Because of transparency rules, the National Association of Insurance Commissioners reports that 90% of car insurance companies are using the credit score system to determine the premium rates assigned to customers. For example, naming what companies offer insurance based on credit scores includes leading insurance companies like the following that participate in checking credit scores vs. credit-based insurance rates – Allstate, Farmers, GEICO, Nationwide, Progressive, State Farm, and Travelers, just to name a few. This credit score checks vs. credit-based insurance practice are not new. Unbeknownst to the public, using customer credit scores to determine insurance premiums has been in practice for more than 20 years. For this reason, determining what companies offer insurance, based on credit scores, is such an open secret.
Demand The Truth
However, if caught red-handed and you ask your insurance company if they use this practice to adjust your premiums, they must confess! Granted, they do not have to tell you what your credit-based insurance score is, but they must reveal their use of your FICO credit score. A customer’s credit score is not the only factor used by the insurance industry to determine auto insurance premiums. Insurance carriers also look at the type of car you drive, driving record, and financial history. However, an interesting additional factor on your credit report that is looked at by insurers during their underwriting process is the length of your credit history. It seems that the more information you have on your credit history and if you have managed it correctly, the better risk you are. Below are 5 key factors that are used in identifying how a credit score affects your car insurance rates:
- Outstanding debt
- Payment history
- Late payment history
- Total past due amounts
- Bankruptcies and or collections that are considered bad credit
Lowering Car Insurance

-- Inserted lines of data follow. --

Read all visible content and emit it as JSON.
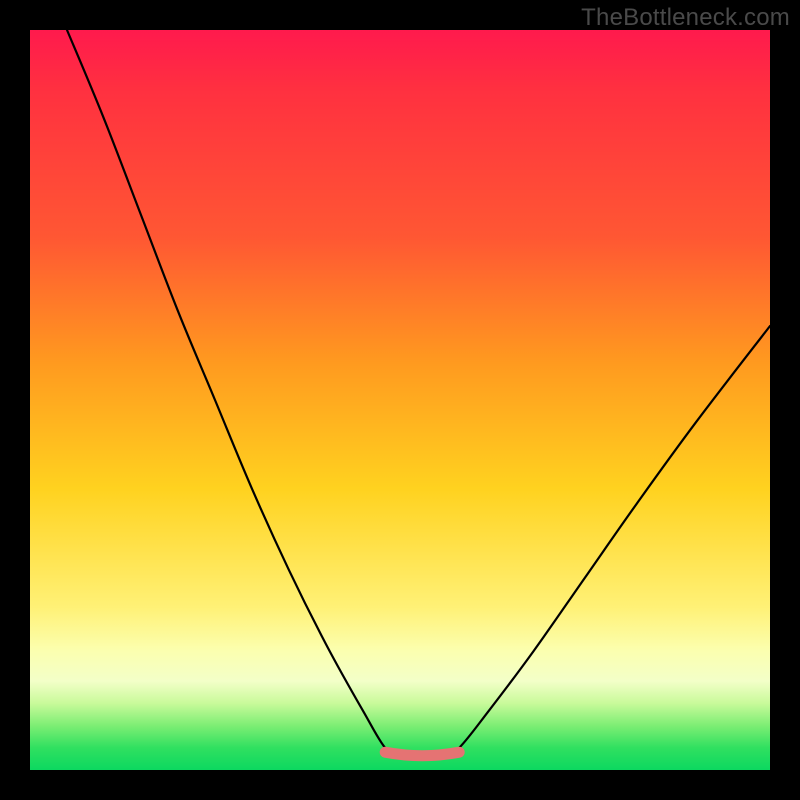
{
  "watermark": "TheBottleneck.com",
  "colors": {
    "frame": "#000000",
    "curve": "#000000",
    "bottom_segment": "#e57373",
    "gradient_top": "#ff1a4d",
    "gradient_bottom": "#0cd860"
  },
  "chart_data": {
    "type": "line",
    "title": "",
    "xlabel": "",
    "ylabel": "",
    "xlim": [
      0,
      100
    ],
    "ylim": [
      0,
      100
    ],
    "grid": false,
    "note": "V-shaped bottleneck curve over a red→green vertical gradient. Y increases upward (higher = worse / more bottleneck, red). Flat minimum near x≈48–58 at y≈2 (green zone). No axis ticks or numeric labels are shown.",
    "series": [
      {
        "name": "bottleneck-curve",
        "x": [
          5,
          10,
          15,
          20,
          25,
          30,
          35,
          40,
          45,
          48,
          50,
          53,
          56,
          58,
          62,
          68,
          75,
          82,
          90,
          100
        ],
        "y": [
          100,
          88,
          75,
          62,
          50,
          38,
          27,
          17,
          8,
          3,
          2,
          2,
          2,
          3,
          8,
          16,
          26,
          36,
          47,
          60
        ]
      }
    ],
    "flat_segment": {
      "x_start": 48,
      "x_end": 58,
      "y": 2,
      "color": "#e57373"
    }
  }
}
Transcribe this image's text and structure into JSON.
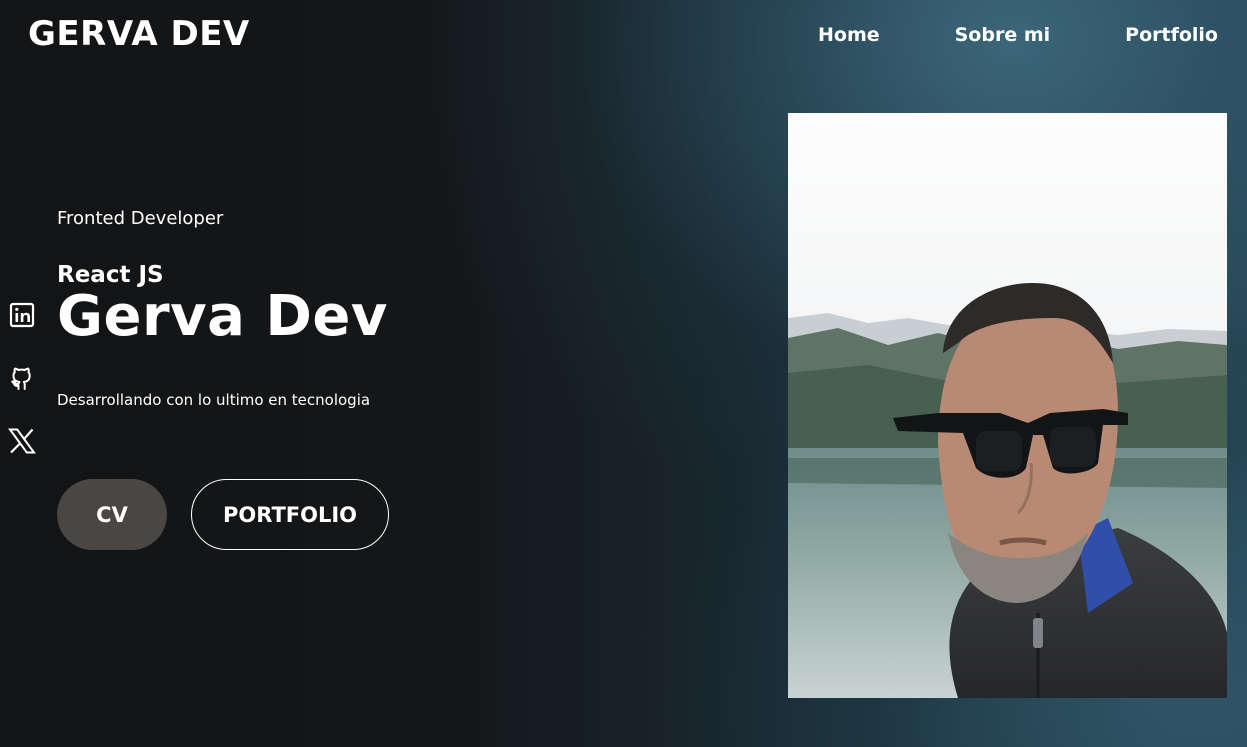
{
  "header": {
    "brand": "GERVA DEV",
    "nav": [
      {
        "label": "Home"
      },
      {
        "label": "Sobre mi"
      },
      {
        "label": "Portfolio"
      }
    ]
  },
  "social": [
    {
      "icon": "linkedin-icon"
    },
    {
      "icon": "github-icon"
    },
    {
      "icon": "x-icon"
    }
  ],
  "hero": {
    "subtitle": "Fronted Developer",
    "tech": "React JS",
    "name": "Gerva Dev",
    "tagline": "Desarrollando con lo ultimo en tecnologia",
    "buttons": {
      "cv": "CV",
      "portfolio": "PORTFOLIO"
    }
  },
  "colors": {
    "cv_button": "#4a4644",
    "text": "#ffffff",
    "background_dark": "#131416",
    "background_teal": "#2d5466"
  }
}
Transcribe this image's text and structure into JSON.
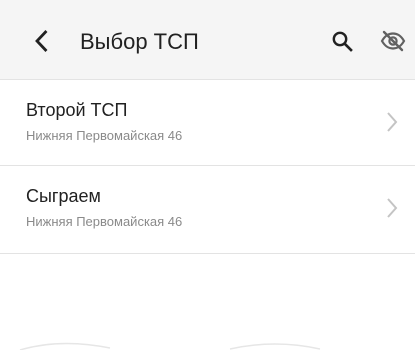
{
  "header": {
    "title": "Выбор ТСП",
    "back_icon": "chevron-left-icon",
    "search_icon": "search-icon",
    "visibility_icon": "eye-off-icon"
  },
  "list": {
    "items": [
      {
        "title": "Второй ТСП",
        "address": "Нижняя Первомайская 46"
      },
      {
        "title": "Сыграем",
        "address": "Нижняя Первомайская 46"
      }
    ]
  },
  "colors": {
    "app_bar_bg": "#f5f5f5",
    "text_primary": "#212121",
    "text_secondary": "#8a8a8a",
    "divider": "#e3e3e3",
    "chevron": "#c4c4c4"
  }
}
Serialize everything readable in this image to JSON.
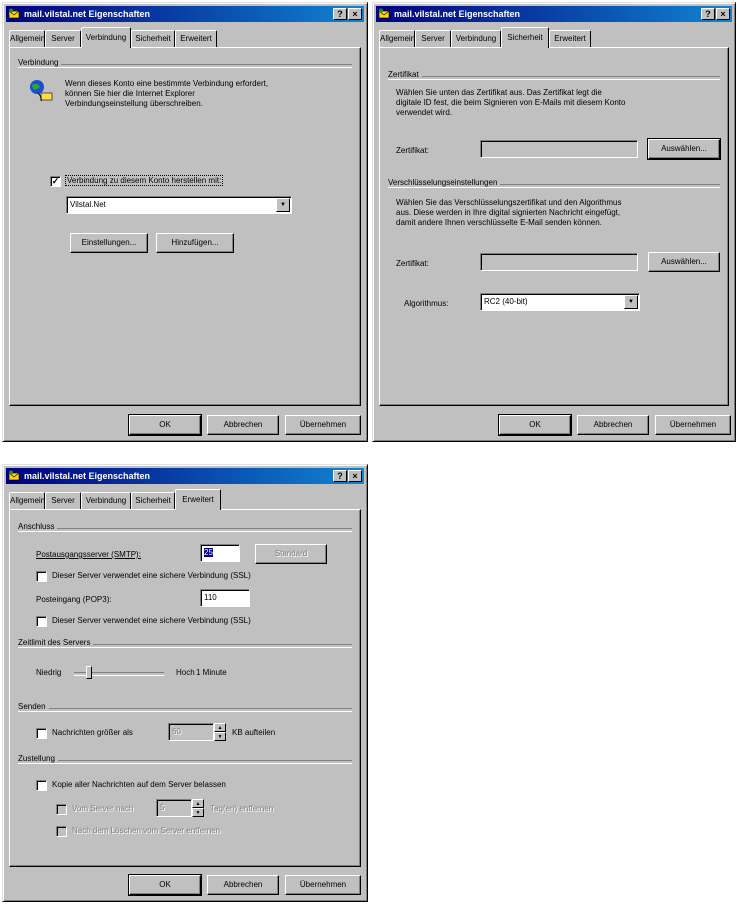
{
  "windows": [
    {
      "title": "mail.vilstal.net Eigenschaften",
      "tabs": [
        "Allgemein",
        "Server",
        "Verbindung",
        "Sicherheit",
        "Erweitert"
      ],
      "active_tab": "Verbindung",
      "help_label": "?",
      "close_label": "×",
      "group_label": "Verbindung",
      "description": [
        "Wenn dieses Konto eine bestimmte Verbindung erfordert,",
        "können Sie hier die Internet Explorer",
        "Verbindungseinstellung überschreiben."
      ],
      "checkbox_label": "Verbindung zu diesem Konto herstellen mit:",
      "checkbox_checked": "✓",
      "connection_value": "Vilstal.Net",
      "settings_button": "Einstellungen...",
      "add_button": "Hinzufügen...",
      "ok": "OK",
      "cancel": "Abbrechen",
      "apply": "Übernehmen"
    },
    {
      "title": "mail.vilstal.net Eigenschaften",
      "tabs": [
        "Allgemein",
        "Server",
        "Verbindung",
        "Sicherheit",
        "Erweitert"
      ],
      "active_tab": "Sicherheit",
      "help_label": "?",
      "close_label": "×",
      "cert_group": "Zertifikat",
      "cert_desc": [
        "Wählen Sie unten das Zertifikat aus. Das Zertifikat legt die",
        "digitale ID fest, die beim Signieren von E-Mails mit diesem Konto",
        "verwendet wird."
      ],
      "cert_label": "Zertifikat:",
      "cert_button": "Auswählen...",
      "enc_group": "Verschlüsselungseinstellungen",
      "enc_desc": [
        "Wählen Sie das Verschlüsselungszertifikat und den Algorithmus",
        "aus. Diese werden in Ihre digital signierten Nachricht eingefügt,",
        "damit andere Ihnen verschlüsselte E-Mail senden können."
      ],
      "enc_cert_label": "Zertifikat:",
      "enc_cert_button": "Auswählen...",
      "algo_label": "Algorithmus:",
      "algo_value": "RC2 (40-bit)",
      "ok": "OK",
      "cancel": "Abbrechen",
      "apply": "Übernehmen"
    },
    {
      "title": "mail.vilstal.net Eigenschaften",
      "tabs": [
        "Allgemein",
        "Server",
        "Verbindung",
        "Sicherheit",
        "Erweitert"
      ],
      "active_tab": "Erweitert",
      "help_label": "?",
      "close_label": "×",
      "ports_group": "Anschluss",
      "smtp_label": "Postausgangsserver (SMTP):",
      "smtp_value": "25",
      "default_button": "Standard",
      "ssl1_label": "Dieser Server verwendet eine sichere Verbindung (SSL)",
      "pop3_label": "Posteingang (POP3):",
      "pop3_value": "110",
      "ssl2_label": "Dieser Server verwendet eine sichere Verbindung (SSL)",
      "timeout_group": "Zeitlimit des Servers",
      "timeout_low": "Niedrig",
      "timeout_high": "Hoch",
      "timeout_value": "1 Minute",
      "send_group": "Senden",
      "split_label": "Nachrichten größer als",
      "split_value": "60",
      "split_unit": "KB aufteilen",
      "delivery_group": "Zustellung",
      "keep_label": "Kopie aller Nachrichten auf dem Server belassen",
      "remove_after_label": "Vom Server nach",
      "remove_after_value": "5",
      "remove_after_unit": "Tag(en) entfernen",
      "remove_deleted_label": "Nach dem Löschen vom Server entfernen",
      "ok": "OK",
      "cancel": "Abbrechen",
      "apply": "Übernehmen"
    }
  ]
}
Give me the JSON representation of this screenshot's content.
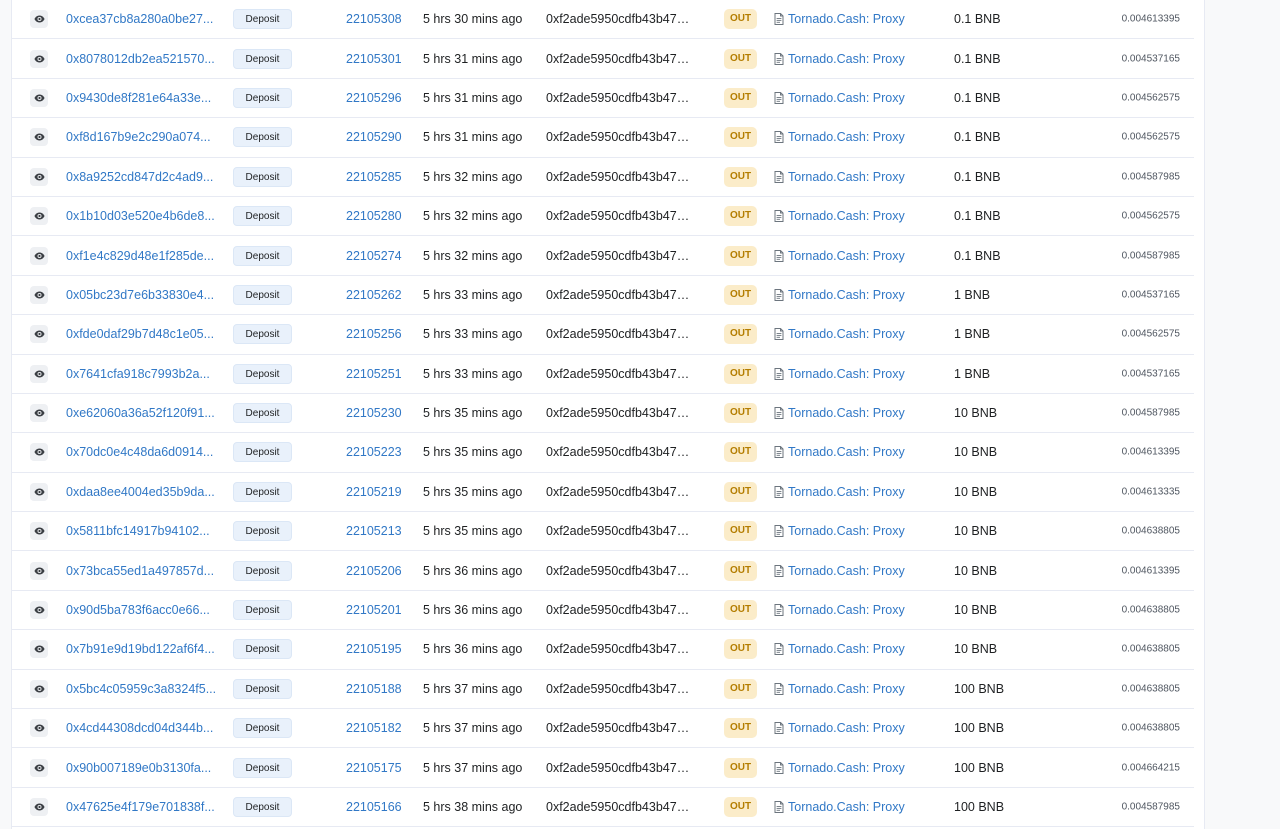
{
  "colors": {
    "link": "#3178c6",
    "out_badge_bg": "#fbecc9",
    "out_badge_text": "#b47d00",
    "method_badge_bg": "#e9f1fb",
    "row_border": "#e7eaf3"
  },
  "icons": {
    "view": "eye-icon",
    "contract": "contract-document-icon"
  },
  "transactions": [
    {
      "hash": "0xcea37cb8a280a0be27...",
      "method": "Deposit",
      "block": "22105308",
      "age": "5 hrs 30 mins ago",
      "from": "0xf2ade5950cdfb43b47f...",
      "direction": "OUT",
      "to": "Tornado.Cash: Proxy",
      "value": "0.1 BNB",
      "fee": "0.004613395"
    },
    {
      "hash": "0x8078012db2ea521570...",
      "method": "Deposit",
      "block": "22105301",
      "age": "5 hrs 31 mins ago",
      "from": "0xf2ade5950cdfb43b47f...",
      "direction": "OUT",
      "to": "Tornado.Cash: Proxy",
      "value": "0.1 BNB",
      "fee": "0.004537165"
    },
    {
      "hash": "0x9430de8f281e64a33e...",
      "method": "Deposit",
      "block": "22105296",
      "age": "5 hrs 31 mins ago",
      "from": "0xf2ade5950cdfb43b47f...",
      "direction": "OUT",
      "to": "Tornado.Cash: Proxy",
      "value": "0.1 BNB",
      "fee": "0.004562575"
    },
    {
      "hash": "0xf8d167b9e2c290a074...",
      "method": "Deposit",
      "block": "22105290",
      "age": "5 hrs 31 mins ago",
      "from": "0xf2ade5950cdfb43b47f...",
      "direction": "OUT",
      "to": "Tornado.Cash: Proxy",
      "value": "0.1 BNB",
      "fee": "0.004562575"
    },
    {
      "hash": "0x8a9252cd847d2c4ad9...",
      "method": "Deposit",
      "block": "22105285",
      "age": "5 hrs 32 mins ago",
      "from": "0xf2ade5950cdfb43b47f...",
      "direction": "OUT",
      "to": "Tornado.Cash: Proxy",
      "value": "0.1 BNB",
      "fee": "0.004587985"
    },
    {
      "hash": "0x1b10d03e520e4b6de8...",
      "method": "Deposit",
      "block": "22105280",
      "age": "5 hrs 32 mins ago",
      "from": "0xf2ade5950cdfb43b47f...",
      "direction": "OUT",
      "to": "Tornado.Cash: Proxy",
      "value": "0.1 BNB",
      "fee": "0.004562575"
    },
    {
      "hash": "0xf1e4c829d48e1f285de...",
      "method": "Deposit",
      "block": "22105274",
      "age": "5 hrs 32 mins ago",
      "from": "0xf2ade5950cdfb43b47f...",
      "direction": "OUT",
      "to": "Tornado.Cash: Proxy",
      "value": "0.1 BNB",
      "fee": "0.004587985"
    },
    {
      "hash": "0x05bc23d7e6b33830e4...",
      "method": "Deposit",
      "block": "22105262",
      "age": "5 hrs 33 mins ago",
      "from": "0xf2ade5950cdfb43b47f...",
      "direction": "OUT",
      "to": "Tornado.Cash: Proxy",
      "value": "1 BNB",
      "fee": "0.004537165"
    },
    {
      "hash": "0xfde0daf29b7d48c1e05...",
      "method": "Deposit",
      "block": "22105256",
      "age": "5 hrs 33 mins ago",
      "from": "0xf2ade5950cdfb43b47f...",
      "direction": "OUT",
      "to": "Tornado.Cash: Proxy",
      "value": "1 BNB",
      "fee": "0.004562575"
    },
    {
      "hash": "0x7641cfa918c7993b2a...",
      "method": "Deposit",
      "block": "22105251",
      "age": "5 hrs 33 mins ago",
      "from": "0xf2ade5950cdfb43b47f...",
      "direction": "OUT",
      "to": "Tornado.Cash: Proxy",
      "value": "1 BNB",
      "fee": "0.004537165"
    },
    {
      "hash": "0xe62060a36a52f120f91...",
      "method": "Deposit",
      "block": "22105230",
      "age": "5 hrs 35 mins ago",
      "from": "0xf2ade5950cdfb43b47f...",
      "direction": "OUT",
      "to": "Tornado.Cash: Proxy",
      "value": "10 BNB",
      "fee": "0.004587985"
    },
    {
      "hash": "0x70dc0e4c48da6d0914...",
      "method": "Deposit",
      "block": "22105223",
      "age": "5 hrs 35 mins ago",
      "from": "0xf2ade5950cdfb43b47f...",
      "direction": "OUT",
      "to": "Tornado.Cash: Proxy",
      "value": "10 BNB",
      "fee": "0.004613395"
    },
    {
      "hash": "0xdaa8ee4004ed35b9da...",
      "method": "Deposit",
      "block": "22105219",
      "age": "5 hrs 35 mins ago",
      "from": "0xf2ade5950cdfb43b47f...",
      "direction": "OUT",
      "to": "Tornado.Cash: Proxy",
      "value": "10 BNB",
      "fee": "0.004613335"
    },
    {
      "hash": "0x5811bfc14917b94102...",
      "method": "Deposit",
      "block": "22105213",
      "age": "5 hrs 35 mins ago",
      "from": "0xf2ade5950cdfb43b47f...",
      "direction": "OUT",
      "to": "Tornado.Cash: Proxy",
      "value": "10 BNB",
      "fee": "0.004638805"
    },
    {
      "hash": "0x73bca55ed1a497857d...",
      "method": "Deposit",
      "block": "22105206",
      "age": "5 hrs 36 mins ago",
      "from": "0xf2ade5950cdfb43b47f...",
      "direction": "OUT",
      "to": "Tornado.Cash: Proxy",
      "value": "10 BNB",
      "fee": "0.004613395"
    },
    {
      "hash": "0x90d5ba783f6acc0e66...",
      "method": "Deposit",
      "block": "22105201",
      "age": "5 hrs 36 mins ago",
      "from": "0xf2ade5950cdfb43b47f...",
      "direction": "OUT",
      "to": "Tornado.Cash: Proxy",
      "value": "10 BNB",
      "fee": "0.004638805"
    },
    {
      "hash": "0x7b91e9d19bd122af6f4...",
      "method": "Deposit",
      "block": "22105195",
      "age": "5 hrs 36 mins ago",
      "from": "0xf2ade5950cdfb43b47f...",
      "direction": "OUT",
      "to": "Tornado.Cash: Proxy",
      "value": "10 BNB",
      "fee": "0.004638805"
    },
    {
      "hash": "0x5bc4c05959c3a8324f5...",
      "method": "Deposit",
      "block": "22105188",
      "age": "5 hrs 37 mins ago",
      "from": "0xf2ade5950cdfb43b47f...",
      "direction": "OUT",
      "to": "Tornado.Cash: Proxy",
      "value": "100 BNB",
      "fee": "0.004638805"
    },
    {
      "hash": "0x4cd44308dcd04d344b...",
      "method": "Deposit",
      "block": "22105182",
      "age": "5 hrs 37 mins ago",
      "from": "0xf2ade5950cdfb43b47f...",
      "direction": "OUT",
      "to": "Tornado.Cash: Proxy",
      "value": "100 BNB",
      "fee": "0.004638805"
    },
    {
      "hash": "0x90b007189e0b3130fa...",
      "method": "Deposit",
      "block": "22105175",
      "age": "5 hrs 37 mins ago",
      "from": "0xf2ade5950cdfb43b47f...",
      "direction": "OUT",
      "to": "Tornado.Cash: Proxy",
      "value": "100 BNB",
      "fee": "0.004664215"
    },
    {
      "hash": "0x47625e4f179e701838f...",
      "method": "Deposit",
      "block": "22105166",
      "age": "5 hrs 38 mins ago",
      "from": "0xf2ade5950cdfb43b47f...",
      "direction": "OUT",
      "to": "Tornado.Cash: Proxy",
      "value": "100 BNB",
      "fee": "0.004587985"
    }
  ]
}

Speaking of bankruptcies or bad credit, could I lower my car insurance if I raise my credit scores or what companies can offer low insurance if I have bad credit? There is one thing about car insurance that makes it flexible, it is not a fixed rate. With time, improving your on-time payment history, and make timely payments on unsecured or secured credit cards, you can answer the question of could I lower my car insurance if I raise my credit scores. With your credit history, do everything you can to improve your credit score because we have just learned that insurers are monitoring our history. The simple response is yes to the question, could I lower my car insurance if I raise my credit scores? Additionally, if you increase your deductible, insurance carriers consider this a win-win on your record. According to the Insurance Information Institute, they believe that you should reduce your collision and comprehensive coverage to help save on insurance rates.
What Companies Can Offer Low Insurance If I Have Bad Credit?
Even with bad credit, consumers can still get car insurance coverage to protect themselves and others on the road. Please conduct some research on auto insurers, looking for different discount offerings. Look for bundling discounts, discounts for being a safe driver, paperless discounts, student discounts, low-mileage discounts, organization-based discounts, safety driving course discounts, and also try negotiating. The leading auto insurers named above addresses the query of what companies offer low insurance if I have bad credit or who have gone through bankruptcy.
Your FICO Credit Score
FICO credit scores are a numerical panacea source that is viewed by other providers of services, like car dealerships, banks, utility companies, cell phone services, realtors, and certain employers, etc. Credit scores to industries like insurance is a template of how you value your money spending habits and how you will manage your financial future. Please watch your spending habits and remember to ask yourself when shopping if this is a want or a need!